Prince is a genius and I'm too tall."

In 2006, Boy Wonder signed with Valentino Entertainment in mid 2006 who began shopping his music to major record labels almost immediately.In early 2007, less than a year after the release of Electric Love, Boy Wonder and the Klique went back to work to record Contact a title and song that holds a great deal of significance to him as an artist.

"I really think that art is self expression
right up until the point you show that art to someone else,
then it's about connecting with them.
If you can make Contact with someone else through your art
you've done your job."

Standout tracks such as "Body", "3000 Miles Away, and (I think we should) Breakup hint at Boy Wonders growth, newfound maturity, and strong belief in songwriting.

"I looked at all my favorite artists;
Sting, The Police, Prince, John Mayer
and the key to their success was writing great songs
that made you feel something,
and that all the technical skill won't help you if your songs aren't good.
it's the neighborhood I wish to live in someday"

The positive reception to the album Contact, made Boy Wonder one of the most in demand acts of 2007. From Daytona to New York City, including residencies at The Mansion and Lickety Split in downtown Philadelphia he brings his music to the people the old-fashioned way.

Starting in January of 2008, Boy Wonder took over as the host of Philly Rising, World Cafe Live's popular Monday Night Open Mic event. At the end of the year he released Superego, which would prove to be his most successful release yet.

After doing a national tour with Boston-Based Indie Rock Band, Bang Camaro, Boy Wonder has played all over the country including the South by Southwest Music Festival and the Jimmy Kimmel Show.

"It's important to try new things,
Bang Camaro is an amazing and unique band
and I'm glad to be a part of it."

Upon his return to Philadelphia, Boy Wonder spent 2009 using what he learned as a member of Bang Camaro to take the country by storm, touring everywhere from Detroit to Dallas and Los Angeles, spreading his music everywhere.

In June 2010 he took the band into the studio to record a new album, Animated, and opened for acts like Jenna Andrews (Island/DefJam) Vantiy Theft, Electric Six, The Knux (Interscope), and Idle Warship (Featuring Talib Kweli and Res).

"Watching the bands and artists that were
at the next level inspired me to keep on going,
I felt closer to where I wanna be than ever before."

In the summer of 2012 Boy Wonder released his sixth album, HEAVY, drawing from his original blues and gospel influences and is currently at work on his next tour.

"I want to grow as a musician, as a songwriter, as a person.
I want to get better.
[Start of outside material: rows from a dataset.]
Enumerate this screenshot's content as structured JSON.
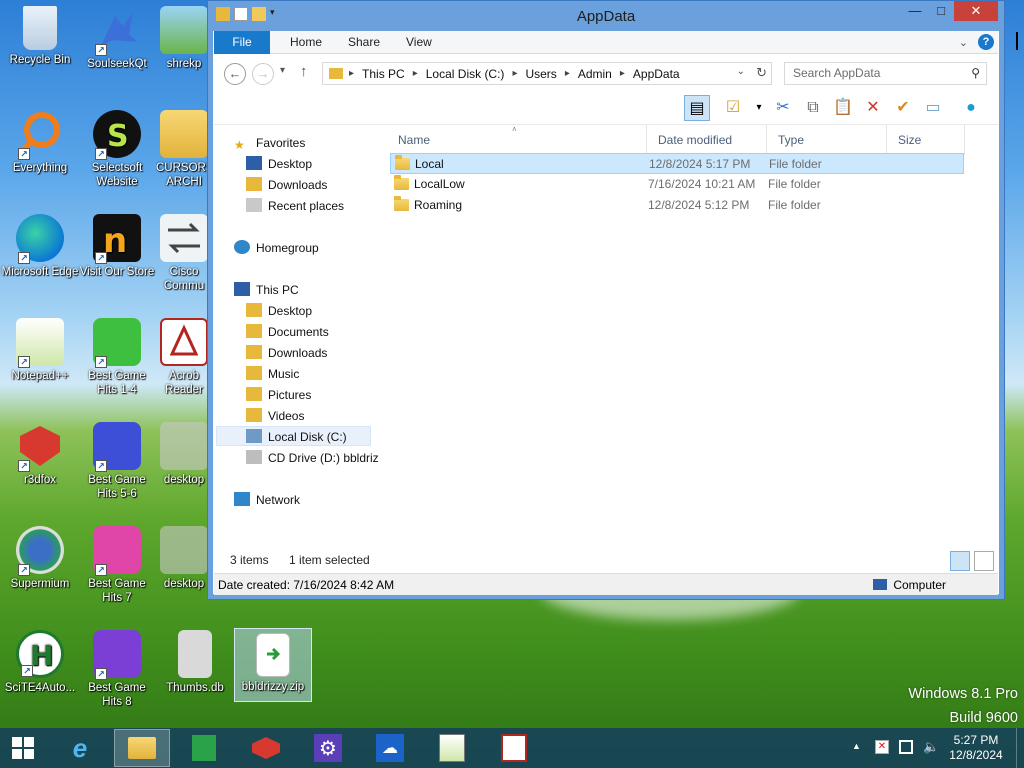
{
  "desktop": {
    "icons": [
      {
        "label": "Recycle Bin"
      },
      {
        "label": "SoulseekQt"
      },
      {
        "label": "shrekp"
      },
      {
        "label": "Everything"
      },
      {
        "label": "Selectsoft Website"
      },
      {
        "label": "CURSORS ARCHI"
      },
      {
        "label": "Microsoft Edge"
      },
      {
        "label": "Visit Our Store"
      },
      {
        "label": "Cisco Commu"
      },
      {
        "label": "Notepad++"
      },
      {
        "label": "Best Game Hits 1-4"
      },
      {
        "label": "Acrob Reader"
      },
      {
        "label": "r3dfox"
      },
      {
        "label": "Best Game Hits 5-6"
      },
      {
        "label": "desktop"
      },
      {
        "label": "Supermium"
      },
      {
        "label": "Best Game Hits 7"
      },
      {
        "label": "desktop"
      },
      {
        "label": "SciTE4Auto..."
      },
      {
        "label": "Best Game Hits 8"
      },
      {
        "label": "Thumbs.db"
      },
      {
        "label": "bbldrizzy.zip"
      }
    ],
    "watermark": {
      "line1": "Windows 8.1 Pro",
      "line2": "Build 9600"
    }
  },
  "window": {
    "title": "AppData",
    "ribbon_tabs": [
      "File",
      "Home",
      "Share",
      "View"
    ],
    "breadcrumb": [
      "This PC",
      "Local Disk (C:)",
      "Users",
      "Admin",
      "AppData"
    ],
    "search_placeholder": "Search AppData",
    "nav": {
      "favorites": "Favorites",
      "fav_items": [
        "Desktop",
        "Downloads",
        "Recent places"
      ],
      "homegroup": "Homegroup",
      "thispc": "This PC",
      "pc_items": [
        "Desktop",
        "Documents",
        "Downloads",
        "Music",
        "Pictures",
        "Videos",
        "Local Disk (C:)",
        "CD Drive (D:) bbldriz"
      ],
      "network": "Network"
    },
    "columns": [
      "Name",
      "Date modified",
      "Type",
      "Size"
    ],
    "rows": [
      {
        "name": "Local",
        "date": "12/8/2024 5:17 PM",
        "type": "File folder",
        "selected": true
      },
      {
        "name": "LocalLow",
        "date": "7/16/2024 10:21 AM",
        "type": "File folder",
        "selected": false
      },
      {
        "name": "Roaming",
        "date": "12/8/2024 5:12 PM",
        "type": "File folder",
        "selected": false
      }
    ],
    "status": {
      "items": "3 items",
      "selected": "1 item selected"
    },
    "details": {
      "date_created": "Date created: 7/16/2024 8:42 AM",
      "location": "Computer"
    }
  },
  "taskbar": {
    "clock_time": "5:27 PM",
    "clock_date": "12/8/2024"
  },
  "colors": {
    "accent": "#1979ca",
    "selection": "#cce8ff",
    "close": "#c7423b"
  }
}
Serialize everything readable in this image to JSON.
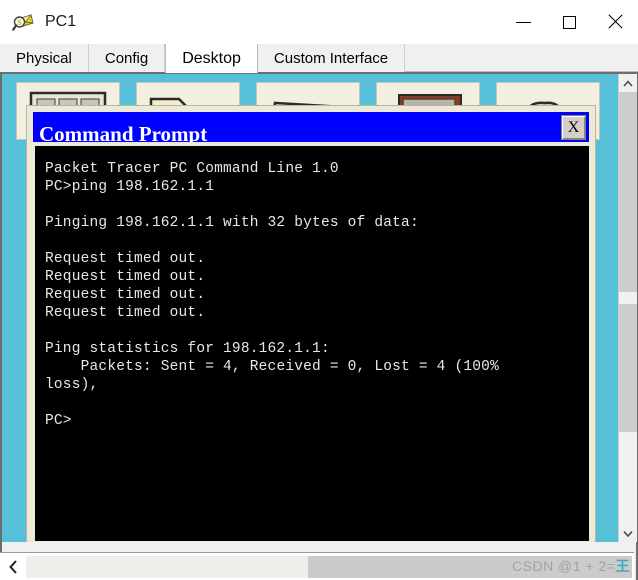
{
  "window": {
    "title": "PC1",
    "icon": "packet-tracer-pc-icon",
    "controls": {
      "minimize": "minimize-icon",
      "maximize": "maximize-icon",
      "close": "close-icon"
    }
  },
  "tabs": [
    {
      "label": "Physical",
      "active": false
    },
    {
      "label": "Config",
      "active": false
    },
    {
      "label": "Desktop",
      "active": true
    },
    {
      "label": "Custom Interface",
      "active": false
    }
  ],
  "desktop": {
    "background_color": "#55c0d8",
    "icon_tiles": 5
  },
  "command_prompt": {
    "title": "Command Prompt",
    "close_label": "X",
    "titlebar_color": "#0000ff",
    "console_bg": "#000000",
    "console_fg": "#e8e8e8",
    "output": "Packet Tracer PC Command Line 1.0\nPC>ping 198.162.1.1\n\nPinging 198.162.1.1 with 32 bytes of data:\n\nRequest timed out.\nRequest timed out.\nRequest timed out.\nRequest timed out.\n\nPing statistics for 198.162.1.1:\n    Packets: Sent = 4, Received = 0, Lost = 4 (100%\nloss),\n\nPC>"
  },
  "scrollbars": {
    "vertical": {
      "up_arrow": "chevron-up-icon",
      "down_arrow": "chevron-down-icon"
    },
    "horizontal": {
      "left_arrow": "chevron-left-icon"
    }
  },
  "watermark": {
    "prefix": "CSDN @1 + 2=",
    "suffix": "王"
  }
}
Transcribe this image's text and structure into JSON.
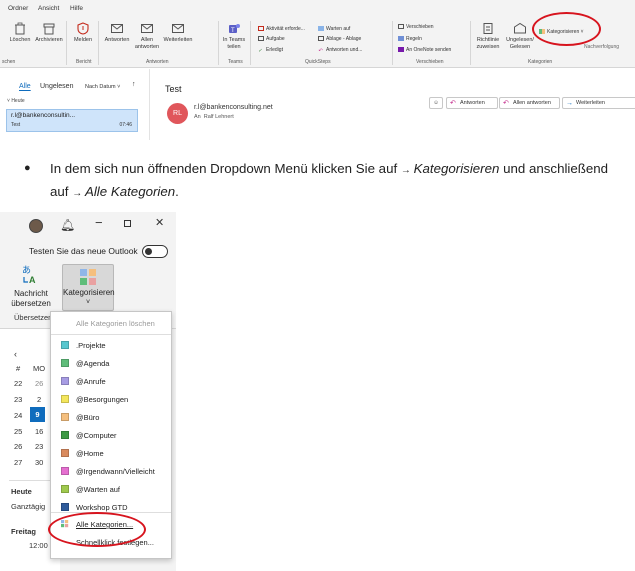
{
  "top": {
    "menu": [
      "Ordner",
      "Ansicht",
      "Hilfe"
    ],
    "ribbon": {
      "buttons": [
        "Löschen",
        "Archivieren",
        "Melden",
        "Antworten",
        "Allen antworten",
        "Weiterleiten",
        "In Teams teilen",
        "Richtlinie zuweisen",
        "Ungelesen/ Gelesen",
        "Kategorisieren",
        "Nachverfolgung"
      ],
      "quicksteps": [
        "Aktivität erforde...",
        "Aufgabe",
        "Erledigt",
        "Warten auf",
        "Ablage - Ablage",
        "Antworten und..."
      ],
      "move": [
        "Verschieben",
        "Regeln",
        "An OneNote senden"
      ],
      "groups": [
        "schen",
        "Bericht",
        "Antworten",
        "Teams",
        "QuickSteps",
        "Verschieben",
        "Kategorien"
      ]
    },
    "maillist": {
      "tabs": [
        "Alle",
        "Ungelesen"
      ],
      "sort": "Nach Datum",
      "section": "Heute",
      "item_from": "r.l@bankenconsultin...",
      "item_subject": "Test",
      "item_time": "07:46"
    },
    "reading": {
      "subject": "Test",
      "avatar": "RL",
      "from": "r.l@bankenconsulting.net",
      "to_label": "An",
      "to": "Ralf Lehnert",
      "buttons": [
        "Antworten",
        "Allen antworten",
        "Weiterleiten"
      ]
    }
  },
  "instruction": {
    "part1": "In dem sich nun öffnenden Dropdown Menü klicken Sie auf ",
    "arrow": "→ ",
    "em1": "Kategorisieren",
    "part2": " und anschließend auf ",
    "em2": "Alle Kategorien",
    "end": "."
  },
  "bottom": {
    "new_outlook": "Testen Sie das neue Outlook",
    "translate_label": "Nachricht übersetzen",
    "categorize_label": "Kategorisieren",
    "group_label": "Übersetzen",
    "clear_all": "Alle Kategorien löschen",
    "categories": [
      {
        "name": ".Projekte",
        "color": "#58c7cf"
      },
      {
        "name": "@Agenda",
        "color": "#5fbd7a"
      },
      {
        "name": "@Anrufe",
        "color": "#a79ce3"
      },
      {
        "name": "@Besorgungen",
        "color": "#f4e65c"
      },
      {
        "name": "@Büro",
        "color": "#f5bf7e"
      },
      {
        "name": "@Computer",
        "color": "#3e9a45"
      },
      {
        "name": "@Home",
        "color": "#d98a5e"
      },
      {
        "name": "@Irgendwann/Vielleicht",
        "color": "#e56fd0"
      },
      {
        "name": "@Warten auf",
        "color": "#9fc94e"
      },
      {
        "name": "Workshop GTD",
        "color": "#2f5b9b"
      }
    ],
    "all_categories": "Alle Kategorien...",
    "quick_click": "Schnellklick festlegen...",
    "calendar": {
      "weekday": "MO",
      "weeks": [
        "22",
        "23",
        "24",
        "25",
        "26",
        "27"
      ],
      "days": [
        "26",
        "2",
        "9",
        "16",
        "23",
        "30"
      ],
      "week_col": "#",
      "heute": "Heute",
      "ganztaegig": "Ganztägig",
      "freitag": "Freitag",
      "time": "12:00"
    }
  },
  "colors": {
    "accent": "#0f6cbd",
    "highlight": "#d7141e"
  }
}
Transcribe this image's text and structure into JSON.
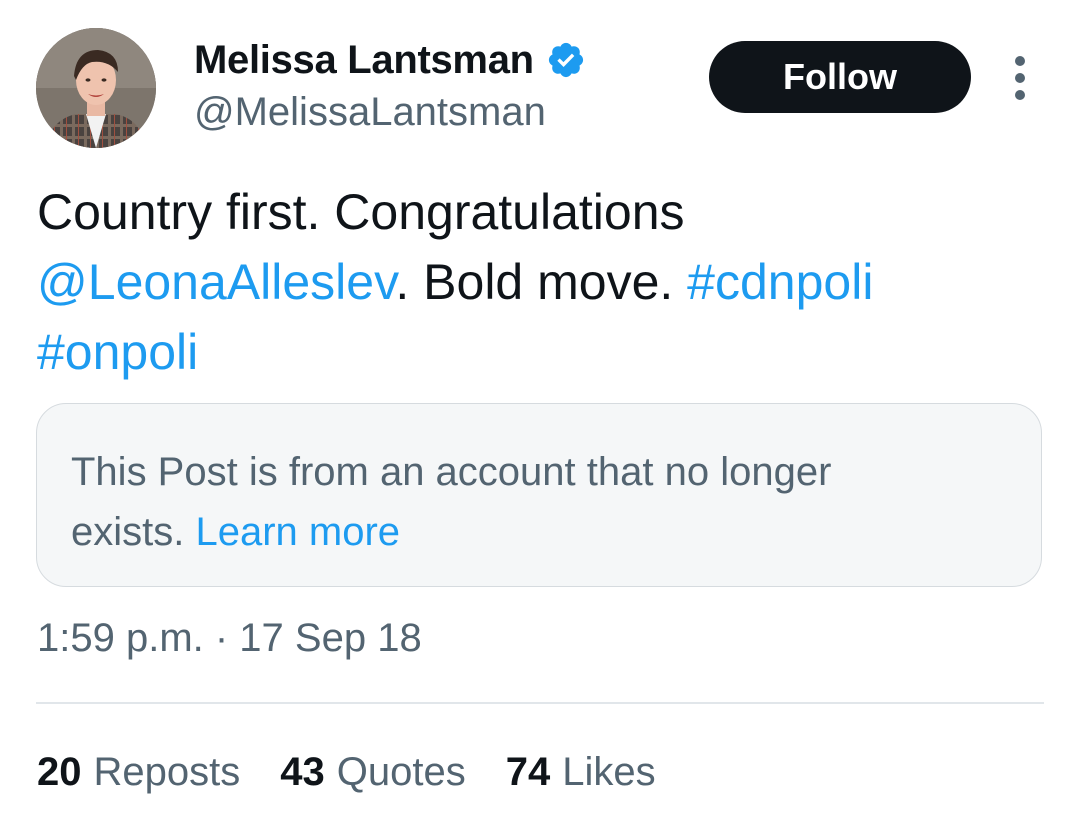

I want more people to see me and my band play.
I believe in what I'm doing and Im having a blast!"

Band Members